If you discover that you already have a broad range of knowledge and skills at a highly proficient level (you probably already knew this but it’s nice to have it confirmed!) then you may wish to develop an area of expertise. This is a great way to raise your profile.
Two things to consider:
- Pick a topic which you find interesting and if possible, very interesting. It is much easier to develop expertise in a subject area that you are passionate about.
- Pick a subject in which you have a realistic opportunity to gain experience and which is a valuable asset in your career plans.
This advice is based on the approach used by Mourne Training Services for performing training needs analysis. We carry out job analysis for the roles in your laboratory and define competence based standards for the work activities identified. We then assess current capabilities and identify the learning needs for which training solutions are suggested. Contact us if you are interested in our training consultancy services for training needs analysis.
Wednesday, 16 December 2009
It was intended to provide a useful resource which explained how all the bits in a HPLC system come together to enable HPLC analysis but it was also an opportunity to try out our new concept for online training. Stretching our minds back to university days we remembered that being at a lecture and having something explained to you was much better in terms of retaining the information than trying to make sense of the notes later, even if the notes were very good.

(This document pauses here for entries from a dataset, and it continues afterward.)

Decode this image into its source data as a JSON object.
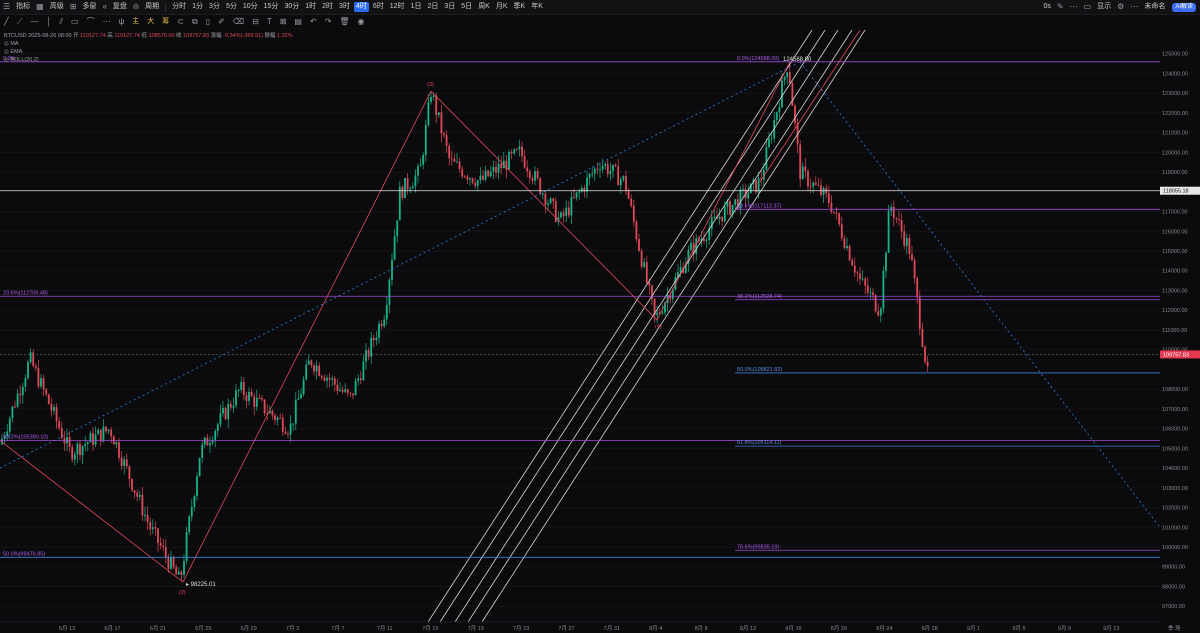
{
  "toolbar": {
    "indicator_label": "指标",
    "advanced_label": "高级",
    "multi_chart_label": "多窗",
    "replay_label": "复盘",
    "period_label": "周期",
    "intervals": [
      "分时",
      "1分",
      "3分",
      "5分",
      "10分",
      "15分",
      "30分",
      "1时",
      "2时",
      "3时",
      "4时",
      "6时",
      "12时",
      "1日",
      "2日",
      "3日",
      "5日",
      "周K",
      "月K",
      "季K",
      "年K"
    ],
    "active_interval": "4时",
    "right_zoom": "0s",
    "right_display": "显示",
    "right_unnamed": "未命名",
    "ai_button": "AI解读"
  },
  "drawing_tools": {
    "yellow_items": [
      "主",
      "大",
      "筹"
    ]
  },
  "legend": {
    "symbol": "BTCUSD",
    "date": "2025-08-26 08:00",
    "open_label": "开",
    "open": "110127.74",
    "high_label": "高",
    "high": "110127.74",
    "low_label": "低",
    "low": "108570.00",
    "close_label": "收",
    "close": "109757.83",
    "change_label": "涨幅",
    "change": "-0.34%(-369.91)",
    "amplitude_label": "振幅",
    "amplitude": "1.32%",
    "ma_label": "MA",
    "ema_label": "EMA",
    "boll_label": "BOLL(20,2)"
  },
  "colors": {
    "up": "#19b38a",
    "down": "#e04a58",
    "fib_line": "#a14dd6",
    "fib_line_blue": "#3c7fd6",
    "fib_text": "#b05cf0",
    "elliott": "#e04a58",
    "white_line": "#d8d8d8",
    "dotted": "#2f7fd9",
    "current_price_bg": "#e5394f",
    "axis_text": "#8a8a90"
  },
  "price_axis": {
    "ticks": [
      "125000.00",
      "124000.00",
      "123000.00",
      "122000.00",
      "121000.00",
      "120000.00",
      "119000.00",
      "117000.00",
      "116000.00",
      "115000.00",
      "114000.00",
      "113000.00",
      "112000.00",
      "111000.00",
      "110000.00",
      "108000.00",
      "107000.00",
      "106000.00",
      "105000.00",
      "104000.00",
      "103000.00",
      "102000.00",
      "101000.00",
      "100000.00",
      "99000.00",
      "98000.00",
      "97000.00"
    ],
    "tick_values": [
      125000,
      124000,
      123000,
      122000,
      121000,
      120000,
      119000,
      117000,
      116000,
      115000,
      114000,
      113000,
      112000,
      111000,
      110000,
      108000,
      107000,
      106000,
      105000,
      104000,
      103000,
      102000,
      101000,
      100000,
      99000,
      98000,
      97000
    ],
    "marked_white": "118055.18",
    "marked_white_value": 118055.18,
    "current_price": "109757.83",
    "current_price_value": 109757.83,
    "min": 96200,
    "max": 126200
  },
  "time_axis": {
    "labels": [
      "6月 13",
      "6月 17",
      "6月 21",
      "6月 25",
      "6月 29",
      "7月 3",
      "7月 7",
      "7月 11",
      "7月 15",
      "7月 19",
      "7月 23",
      "7月 27",
      "7月 31",
      "8月 4",
      "8月 8",
      "8月 12",
      "8月 16",
      "8月 20",
      "8月 24",
      "8月 28",
      "9月 1",
      "9月 5",
      "9月 9",
      "9月 13"
    ],
    "suffix": "季 场"
  },
  "fib_levels": [
    {
      "label": "0.0%(124588.00)",
      "left_label": "0.0%",
      "value": 124588.0,
      "color_key": "fib_line"
    },
    {
      "label": "23.6%(117112.37)",
      "value": 117112.37,
      "color_key": "fib_line"
    },
    {
      "label": "23.6%(112706.48)",
      "value": 112706.48,
      "color_key": "fib_line",
      "left": true
    },
    {
      "label": "38.2%(112528.74)",
      "value": 112528.74,
      "color_key": "fib_line"
    },
    {
      "label": "50.0%(108821.92)",
      "value": 108821.92,
      "color_key": "fib_line_blue"
    },
    {
      "label": "38.2%(105390.10)",
      "value": 105390.1,
      "color_key": "fib_line",
      "left": true
    },
    {
      "label": "61.8%(105114.11)",
      "value": 105114.11,
      "color_key": "fib_line_blue"
    },
    {
      "label": "50.0%(99476.85)",
      "value": 99476.85,
      "color_key": "fib_line_blue",
      "left": true
    },
    {
      "label": "78.6%(99835.19)",
      "value": 99835.19,
      "color_key": "fib_line"
    }
  ],
  "annotations": {
    "high_label": "124588.00",
    "low_label": "98225.01",
    "wave_1": "(1)",
    "wave_3": "(3)",
    "wave_4": "(4)",
    "wave_2": "(2)"
  }
}
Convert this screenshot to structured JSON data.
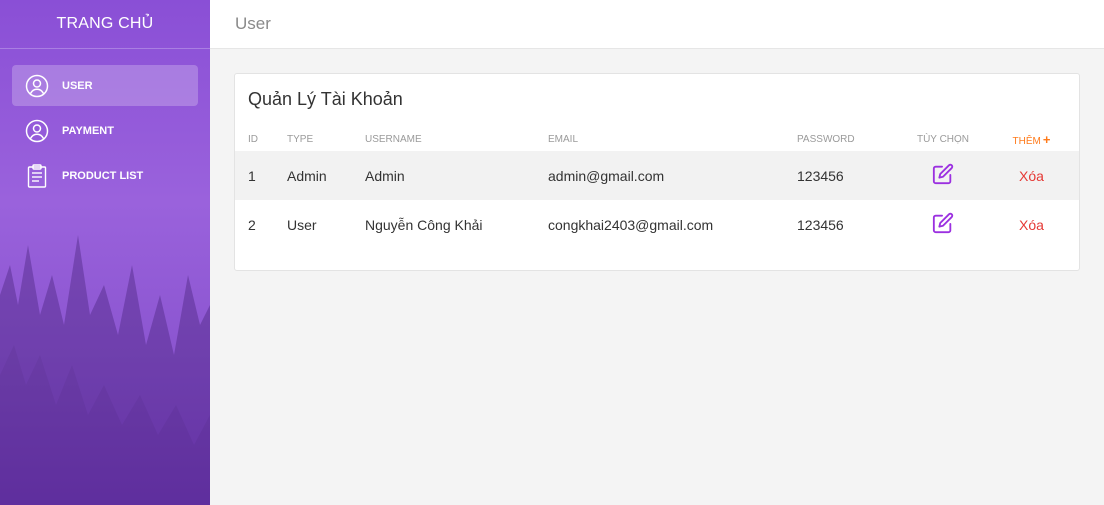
{
  "sidebar": {
    "brand": "TRANG CHỦ",
    "items": [
      {
        "label": "USER",
        "icon": "user-circle-icon",
        "active": true
      },
      {
        "label": "PAYMENT",
        "icon": "user-circle-icon",
        "active": false
      },
      {
        "label": "PRODUCT LIST",
        "icon": "clipboard-icon",
        "active": false
      }
    ]
  },
  "header": {
    "title": "User"
  },
  "main": {
    "card_title": "Quản Lý Tài Khoản",
    "columns": [
      "ID",
      "TYPE",
      "USERNAME",
      "EMAIL",
      "PASSWORD",
      "TÙY CHỌN",
      "THÊM"
    ],
    "add_icon": "plus-icon",
    "rows": [
      {
        "id": "1",
        "type": "Admin",
        "username": "Admin",
        "email": "admin@gmail.com",
        "password": "123456",
        "delete_label": "Xóa"
      },
      {
        "id": "2",
        "type": "User",
        "username": "Nguyễn Công Khải",
        "email": "congkhai2403@gmail.com",
        "password": "123456",
        "delete_label": "Xóa"
      }
    ]
  },
  "colors": {
    "sidebar_accent": "#8a4fd6",
    "edit_icon": "#9b30e0",
    "delete": "#e53935",
    "add": "#ff7a1a"
  }
}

A one hour lecture could take as much as 3 or more hours to get to grips with on your own. We tested this theory a little further by using a poll on the MTS blog where we asked:
Which of the following two methods of learning do you prefer?
1. Reading well written notes on the topic
2. Watching a video which explains the topic
The response was overwhelmingly for option 2; watching a video. Hardly scientific research but still adding to the overall theory that having something explained to you verbally is preferable, even without opportunities for questions.
Our new online training solution, UTrain, consists of training videos which are similar to ‘A Brief Guide to HPLC instruments’ but contain further information. The videos are supported by exercises which can be undertaken by an individual or as part of a group. Fully completed solutions for these exercises is provided. The training is finished off with an e-learning review/assessment which tests the learning. On successful completion of the assessment a certificate is awarded which is recognised by the Royal Society of Chemistry for the purposes of continuing professional development.
UTrain is available as a subscription service which can be purchased by your laboratory. It consists of a series of modules which are available separately, thus you can choose the training that is needed in your lab. The first four modules are available now on the topic of basic HPLC.
Contact us for more information, or, if you would like to arrange a free trial of UTrain so that you can try it out for yourself.
Tuesday, 1 December 2009
A resource for chromatographers
Last month we gave away a HPLC calculator for working out column equilibration times. This month we are pleased to announce that the calculator has been updated to include converting pressure values into different units. Click here to access the calculator; it will open as an Excel document. The directions for how to use the calculator are provided on the spreadsheet.